There were a lot of problems with this persecution of the Hammonds including the fact that no land was “destroyed” and there was no intent or malice involved. They had permission from the BLM to burn the first time, the only land burned accidently was their own grazing right land which even the BLM said was better for having been burned. The second backfire stopped an out of control wildfire, saving tens of thousands of acres of public land from being burned, disregarding the fact that BLM burns fare more acres every year to kill out the juniper trees and to allow the land to regenerate for the wildlife. Even the judge thought the five year sentence was insane but the appellate court used the three strikes laws for habitual criminals to justify the harsh sentences.
No, we don’t condone armed rebellion yet the men that have taken over that wildlife refuge did so in a very remote and abandoned location so that their protest wouldn’t endanger innocent bystanders. They didn’t break into an occupied building but they did arm themselves so they could defend themselves if the feds want to do another Waco or Ruby Ridge. No the Hammonds can’t back this, they are going to prison and anything that can be used against them will be used against them, they should stand off to the side on this.

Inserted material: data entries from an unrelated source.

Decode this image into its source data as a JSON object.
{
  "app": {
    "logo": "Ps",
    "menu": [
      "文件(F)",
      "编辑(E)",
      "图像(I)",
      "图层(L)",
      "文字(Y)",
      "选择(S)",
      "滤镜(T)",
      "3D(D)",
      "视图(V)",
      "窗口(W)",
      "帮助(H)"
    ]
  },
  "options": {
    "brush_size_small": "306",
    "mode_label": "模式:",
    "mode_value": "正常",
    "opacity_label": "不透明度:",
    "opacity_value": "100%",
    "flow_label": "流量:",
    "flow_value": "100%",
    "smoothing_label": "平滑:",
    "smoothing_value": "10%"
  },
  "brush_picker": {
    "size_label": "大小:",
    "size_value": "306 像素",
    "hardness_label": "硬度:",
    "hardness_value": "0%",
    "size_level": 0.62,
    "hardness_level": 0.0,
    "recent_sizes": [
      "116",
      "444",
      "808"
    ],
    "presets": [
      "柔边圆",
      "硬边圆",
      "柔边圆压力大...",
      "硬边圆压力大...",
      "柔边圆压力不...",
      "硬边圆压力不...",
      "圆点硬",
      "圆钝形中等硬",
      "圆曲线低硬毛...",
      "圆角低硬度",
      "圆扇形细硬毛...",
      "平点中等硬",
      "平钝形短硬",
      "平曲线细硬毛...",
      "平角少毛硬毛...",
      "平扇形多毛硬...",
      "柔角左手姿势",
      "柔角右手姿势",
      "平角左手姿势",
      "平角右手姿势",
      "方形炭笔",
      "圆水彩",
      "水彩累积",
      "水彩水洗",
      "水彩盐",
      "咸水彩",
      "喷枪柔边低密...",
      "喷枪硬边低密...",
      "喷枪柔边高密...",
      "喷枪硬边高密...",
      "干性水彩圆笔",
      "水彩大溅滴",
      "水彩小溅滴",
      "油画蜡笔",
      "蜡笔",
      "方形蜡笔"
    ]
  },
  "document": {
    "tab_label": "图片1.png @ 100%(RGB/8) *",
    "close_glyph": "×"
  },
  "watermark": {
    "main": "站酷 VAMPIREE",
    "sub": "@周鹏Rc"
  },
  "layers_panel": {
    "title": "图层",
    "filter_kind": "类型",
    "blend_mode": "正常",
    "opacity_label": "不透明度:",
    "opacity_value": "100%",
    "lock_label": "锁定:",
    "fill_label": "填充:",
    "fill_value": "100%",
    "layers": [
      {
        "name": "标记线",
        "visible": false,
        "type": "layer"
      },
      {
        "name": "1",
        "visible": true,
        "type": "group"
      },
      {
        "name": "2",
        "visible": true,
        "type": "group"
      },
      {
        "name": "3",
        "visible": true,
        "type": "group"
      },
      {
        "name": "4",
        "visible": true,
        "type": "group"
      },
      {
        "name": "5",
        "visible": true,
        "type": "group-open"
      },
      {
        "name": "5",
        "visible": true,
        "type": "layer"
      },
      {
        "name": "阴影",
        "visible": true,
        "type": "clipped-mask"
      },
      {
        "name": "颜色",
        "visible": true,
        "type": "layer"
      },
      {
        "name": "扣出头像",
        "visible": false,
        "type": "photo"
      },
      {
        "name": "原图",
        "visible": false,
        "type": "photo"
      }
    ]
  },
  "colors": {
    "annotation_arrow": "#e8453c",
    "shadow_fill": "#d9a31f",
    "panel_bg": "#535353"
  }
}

Personally I am glad that we have these sort of men left in our country. Either crazy enough or brave enough to take a stand and risk their lives in cases of overwhelming tyranny. Every man and woman that showed up to participate or document the federal response is a hero in my book but I pray that cooler heads prevail on the federal side and that the feds realize that this is not a good case to go to the mat over. Will it be like the first battle of the American Revolution, caused by a single shot fired by an unknown person? Will the men and women be faced with their own persecution for protesting while carrying weapons, something that isn’t a crime as far as I know. Time will tell but lets hope that the feds are smart enough to just let things cool down in Oregon and these folks will eventually go home on their own.